TO DO:
Restate the records in full and exactly, with no images included.

+++++

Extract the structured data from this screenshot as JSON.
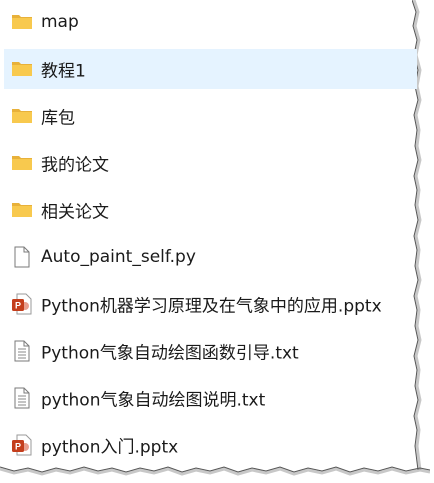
{
  "files": [
    {
      "name": "map",
      "type": "folder",
      "icon": "folder-icon"
    },
    {
      "name": "教程1",
      "type": "folder",
      "icon": "folder-icon",
      "selected": true
    },
    {
      "name": "库包",
      "type": "folder",
      "icon": "folder-icon"
    },
    {
      "name": "我的论文",
      "type": "folder",
      "icon": "folder-icon"
    },
    {
      "name": "相关论文",
      "type": "folder",
      "icon": "folder-icon"
    },
    {
      "name": "Auto_paint_self.py",
      "type": "file",
      "icon": "blank-file-icon"
    },
    {
      "name": "Python机器学习原理及在气象中的应用.pptx",
      "type": "pptx",
      "icon": "powerpoint-file-icon"
    },
    {
      "name": "Python气象自动绘图函数引导.txt",
      "type": "txt",
      "icon": "text-file-icon"
    },
    {
      "name": "python气象自动绘图说明.txt",
      "type": "txt",
      "icon": "text-file-icon"
    },
    {
      "name": "python入门.pptx",
      "type": "pptx",
      "icon": "powerpoint-file-icon"
    }
  ],
  "colors": {
    "selection": "#e5f3ff",
    "folder": "#f8c94e",
    "powerpoint": "#c43e1c"
  }
}
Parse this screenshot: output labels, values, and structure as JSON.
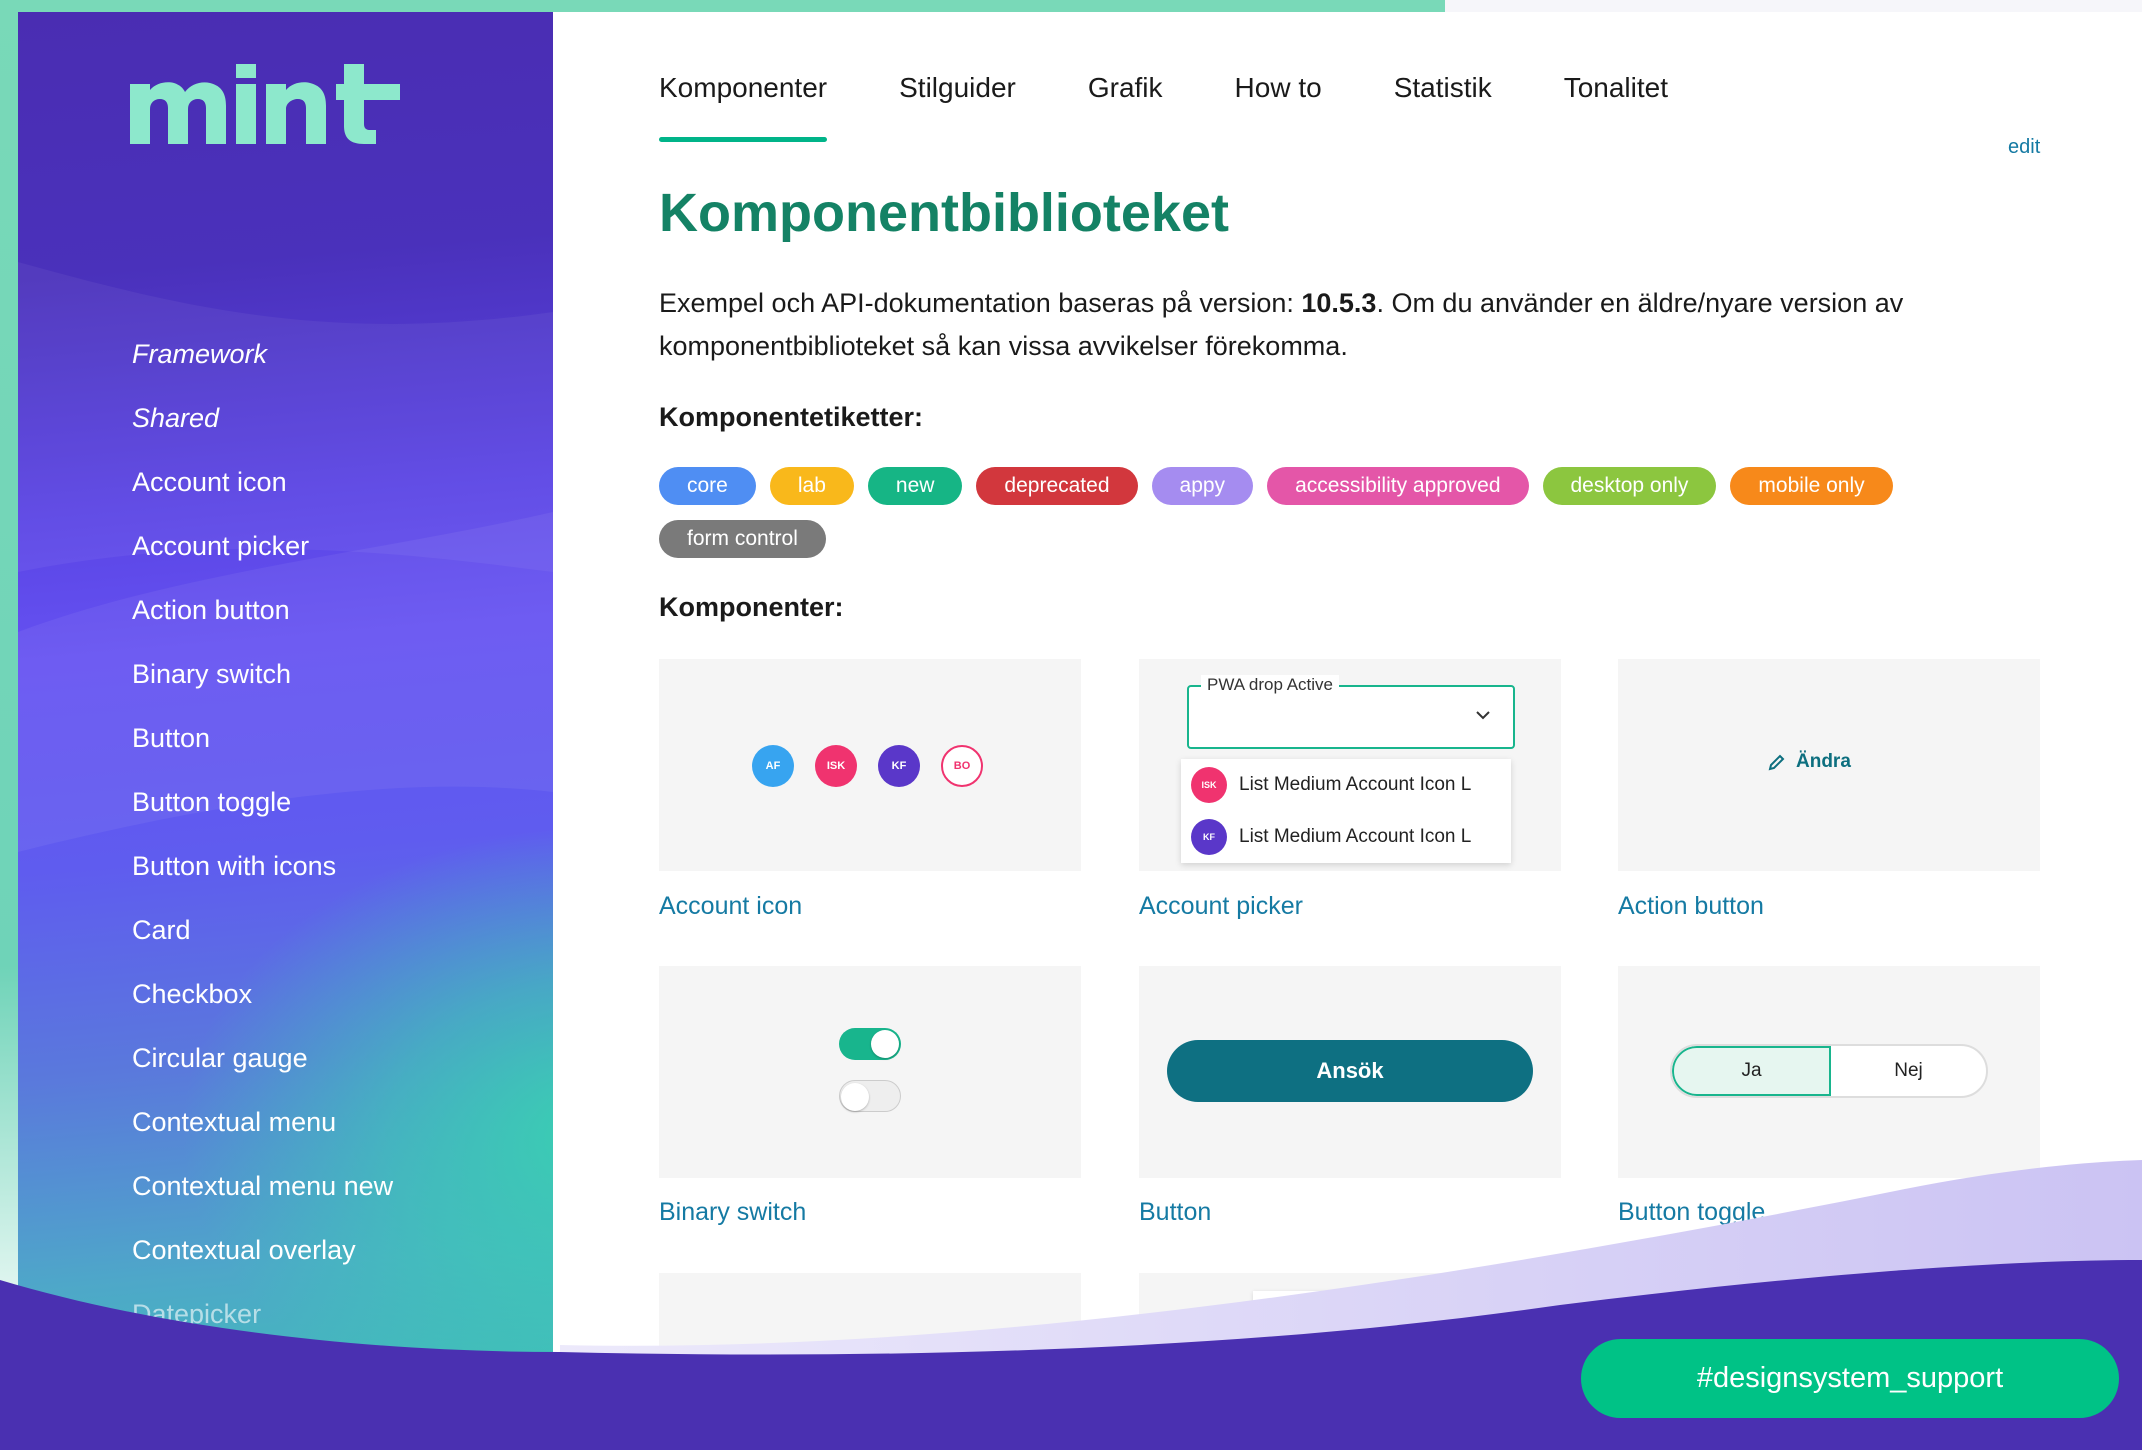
{
  "logo": {
    "text": "mint",
    "color": "#8de8cc"
  },
  "sidebar": {
    "items": [
      {
        "label": "Framework",
        "style": "group"
      },
      {
        "label": "Shared",
        "style": "group"
      },
      {
        "label": "Account icon"
      },
      {
        "label": "Account picker"
      },
      {
        "label": "Action button"
      },
      {
        "label": "Binary switch"
      },
      {
        "label": "Button"
      },
      {
        "label": "Button toggle"
      },
      {
        "label": "Button with icons"
      },
      {
        "label": "Card"
      },
      {
        "label": "Checkbox"
      },
      {
        "label": "Circular gauge"
      },
      {
        "label": "Contextual menu"
      },
      {
        "label": "Contextual menu new"
      },
      {
        "label": "Contextual overlay"
      },
      {
        "label": "Datepicker"
      }
    ]
  },
  "tabs": [
    {
      "label": "Komponenter",
      "active": true
    },
    {
      "label": "Stilguider"
    },
    {
      "label": "Grafik"
    },
    {
      "label": "How to"
    },
    {
      "label": "Statistik"
    },
    {
      "label": "Tonalitet"
    }
  ],
  "edit_link": "edit",
  "page_title": "Komponentbiblioteket",
  "intro": {
    "before": "Exempel och API-dokumentation baseras på version: ",
    "version": "10.5.3",
    "after": ". Om du använder en äldre/nyare version av komponentbiblioteket så kan vissa avvikelser förekomma."
  },
  "labels_heading": "Komponentetiketter:",
  "chips": [
    {
      "label": "core",
      "color": "#4f8ef3"
    },
    {
      "label": "lab",
      "color": "#f9b81b"
    },
    {
      "label": "new",
      "color": "#16b585"
    },
    {
      "label": "deprecated",
      "color": "#d2373d"
    },
    {
      "label": "appy",
      "color": "#a58cf0"
    },
    {
      "label": "accessibility approved",
      "color": "#e456a8"
    },
    {
      "label": "desktop only",
      "color": "#8cc63f"
    },
    {
      "label": "mobile only",
      "color": "#f7891a"
    },
    {
      "label": "form control",
      "color": "#7a7a7a"
    }
  ],
  "components_heading": "Komponenter:",
  "cards": {
    "account_icon": {
      "label": "Account icon",
      "avatars": [
        {
          "text": "AF",
          "color": "#37a4f0"
        },
        {
          "text": "ISK",
          "color": "#f0336f"
        },
        {
          "text": "KF",
          "color": "#5a37c9"
        },
        {
          "text": "BO",
          "color": "#ffffff",
          "outline": "#f0336f"
        }
      ]
    },
    "account_picker": {
      "label": "Account picker",
      "field_label": "PWA drop Active",
      "items": [
        {
          "avatar": "ISK",
          "color": "#f0336f",
          "text": "List Medium Account Icon L"
        },
        {
          "avatar": "KF",
          "color": "#5a37c9",
          "text": "List Medium Account Icon L"
        }
      ]
    },
    "action_button": {
      "label": "Action button",
      "demo_text": "Ändra"
    },
    "binary_switch": {
      "label": "Binary switch",
      "on_color": "#18b58d"
    },
    "button": {
      "label": "Button",
      "demo_text": "Ansök"
    },
    "button_toggle": {
      "label": "Button toggle",
      "options": [
        "Ja",
        "Nej"
      ]
    }
  },
  "support_button": "#designsystem_support"
}
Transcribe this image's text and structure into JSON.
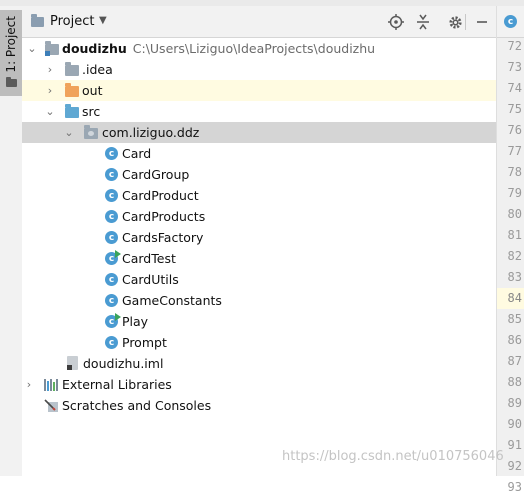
{
  "tool_window_tab": {
    "label": "1: Project"
  },
  "header": {
    "title": "Project"
  },
  "tree": {
    "root": {
      "name": "doudizhu",
      "path": "C:\\Users\\Liziguo\\IdeaProjects\\doudizhu"
    },
    "idea_folder": ".idea",
    "out_folder": "out",
    "src_folder": "src",
    "package": "com.liziguo.ddz",
    "classes": [
      "Card",
      "CardGroup",
      "CardProduct",
      "CardProducts",
      "CardsFactory",
      "CardTest",
      "CardUtils",
      "GameConstants",
      "Play",
      "Prompt"
    ],
    "iml_file": "doudizhu.iml",
    "external_libraries": "External Libraries",
    "scratches": "Scratches and Consoles"
  },
  "gutter": {
    "line_numbers": [
      "72",
      "73",
      "74",
      "75",
      "76",
      "77",
      "78",
      "79",
      "80",
      "81",
      "82",
      "83",
      "84",
      "85",
      "86",
      "87",
      "88",
      "89",
      "90",
      "91",
      "92",
      "93"
    ],
    "current_line": "84"
  },
  "watermark": "https://blog.csdn.net/u010756046",
  "colors": {
    "selection": "#d5d5d5",
    "class_icon": "#4a9bd2",
    "out_folder": "#f0a35b",
    "src_folder": "#5fa8d3",
    "highlight_row": "#fffbe1"
  }
}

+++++

SOLVED EXERCISE:
Extract the structured data from this screenshot as JSON.
{
  "files": [
    {
      "name": "map",
      "type": "folder",
      "icon": "folder-icon"
    },
    {
      "name": "教程1",
      "type": "folder",
      "icon": "folder-icon",
      "selected": true
    },
    {
      "name": "库包",
      "type": "folder",
      "icon": "folder-icon"
    },
    {
      "name": "我的论文",
      "type": "folder",
      "icon": "folder-icon"
    },
    {
      "name": "相关论文",
      "type": "folder",
      "icon": "folder-icon"
    },
    {
      "name": "Auto_paint_self.py",
      "type": "file",
      "icon": "blank-file-icon"
    },
    {
      "name": "Python机器学习原理及在气象中的应用.pptx",
      "type": "pptx",
      "icon": "powerpoint-file-icon"
    },
    {
      "name": "Python气象自动绘图函数引导.txt",
      "type": "txt",
      "icon": "text-file-icon"
    },
    {
      "name": "python气象自动绘图说明.txt",
      "type": "txt",
      "icon": "text-file-icon"
    },
    {
      "name": "python入门.pptx",
      "type": "pptx",
      "icon": "powerpoint-file-icon"
    }
  ],
  "colors": {
    "selection": "#e5f3ff",
    "folder": "#f8c94e",
    "powerpoint": "#c43e1c"
  }
}
Parse this screenshot: output labels, values, and structure as JSON.
{
  "logo": {
    "text": "mint",
    "color": "#8de8cc"
  },
  "sidebar": {
    "items": [
      {
        "label": "Framework",
        "style": "group"
      },
      {
        "label": "Shared",
        "style": "group"
      },
      {
        "label": "Account icon"
      },
      {
        "label": "Account picker"
      },
      {
        "label": "Action button"
      },
      {
        "label": "Binary switch"
      },
      {
        "label": "Button"
      },
      {
        "label": "Button toggle"
      },
      {
        "label": "Button with icons"
      },
      {
        "label": "Card"
      },
      {
        "label": "Checkbox"
      },
      {
        "label": "Circular gauge"
      },
      {
        "label": "Contextual menu"
      },
      {
        "label": "Contextual menu new"
      },
      {
        "label": "Contextual overlay"
      },
      {
        "label": "Datepicker"
      }
    ]
  },
  "tabs": [
    {
      "label": "Komponenter",
      "active": true
    },
    {
      "label": "Stilguider"
    },
    {
      "label": "Grafik"
    },
    {
      "label": "How to"
    },
    {
      "label": "Statistik"
    },
    {
      "label": "Tonalitet"
    }
  ],
  "edit_link": "edit",
  "page_title": "Komponentbiblioteket",
  "intro": {
    "before": "Exempel och API-dokumentation baseras på version: ",
    "version": "10.5.3",
    "after": ". Om du använder en äldre/nyare version av komponentbiblioteket så kan vissa avvikelser förekomma."
  },
  "labels_heading": "Komponentetiketter:",
  "chips": [
    {
      "label": "core",
      "color": "#4f8ef3"
    },
    {
      "label": "lab",
      "color": "#f9b81b"
    },
    {
      "label": "new",
      "color": "#16b585"
    },
    {
      "label": "deprecated",
      "color": "#d2373d"
    },
    {
      "label": "appy",
      "color": "#a58cf0"
    },
    {
      "label": "accessibility approved",
      "color": "#e456a8"
    },
    {
      "label": "desktop only",
      "color": "#8cc63f"
    },
    {
      "label": "mobile only",
      "color": "#f7891a"
    },
    {
      "label": "form control",
      "color": "#7a7a7a"
    }
  ],
  "components_heading": "Komponenter:",
  "cards": {
    "account_icon": {
      "label": "Account icon",
      "avatars": [
        {
          "text": "AF",
          "color": "#37a4f0"
        },
        {
          "text": "ISK",
          "color": "#f0336f"
        },
        {
          "text": "KF",
          "color": "#5a37c9"
        },
        {
          "text": "BO",
          "color": "#ffffff",
          "outline": "#f0336f"
        }
      ]
    },
    "account_picker": {
      "label": "Account picker",
      "field_label": "PWA drop Active",
      "items": [
        {
          "avatar": "ISK",
          "color": "#f0336f",
          "text": "List Medium Account Icon L"
        },
        {
          "avatar": "KF",
          "color": "#5a37c9",
          "text": "List Medium Account Icon L"
        }
      ]
    },
    "action_button": {
      "label": "Action button",
      "demo_text": "Ändra"
    },
    "binary_switch": {
      "label": "Binary switch",
      "on_color": "#18b58d"
    },
    "button": {
      "label": "Button",
      "demo_text": "Ansök"
    },
    "button_toggle": {
      "label": "Button toggle",
      "options": [
        "Ja",
        "Nej"
      ]
    }
  },
  "support_button": "#designsystem_support"
}
Transcribe this image's text and structure into JSON.
{
  "tool_window_tab": {
    "label": "1: Project"
  },
  "header": {
    "title": "Project"
  },
  "tree": {
    "root": {
      "name": "doudizhu",
      "path": "C:\\Users\\Liziguo\\IdeaProjects\\doudizhu"
    },
    "idea_folder": ".idea",
    "out_folder": "out",
    "src_folder": "src",
    "package": "com.liziguo.ddz",
    "classes": [
      "Card",
      "CardGroup",
      "CardProduct",
      "CardProducts",
      "CardsFactory",
      "CardTest",
      "CardUtils",
      "GameConstants",
      "Play",
      "Prompt"
    ],
    "iml_file": "doudizhu.iml",
    "external_libraries": "External Libraries",
    "scratches": "Scratches and Consoles"
  },
  "gutter": {
    "line_numbers": [
      "72",
      "73",
      "74",
      "75",
      "76",
      "77",
      "78",
      "79",
      "80",
      "81",
      "82",
      "83",
      "84",
      "85",
      "86",
      "87",
      "88",
      "89",
      "90",
      "91",
      "92",
      "93"
    ],
    "current_line": "84"
  },
  "watermark": "https://blog.csdn.net/u010756046",
  "colors": {
    "selection": "#d5d5d5",
    "class_icon": "#4a9bd2",
    "out_folder": "#f0a35b",
    "src_folder": "#5fa8d3",
    "highlight_row": "#fffbe1"
  }
}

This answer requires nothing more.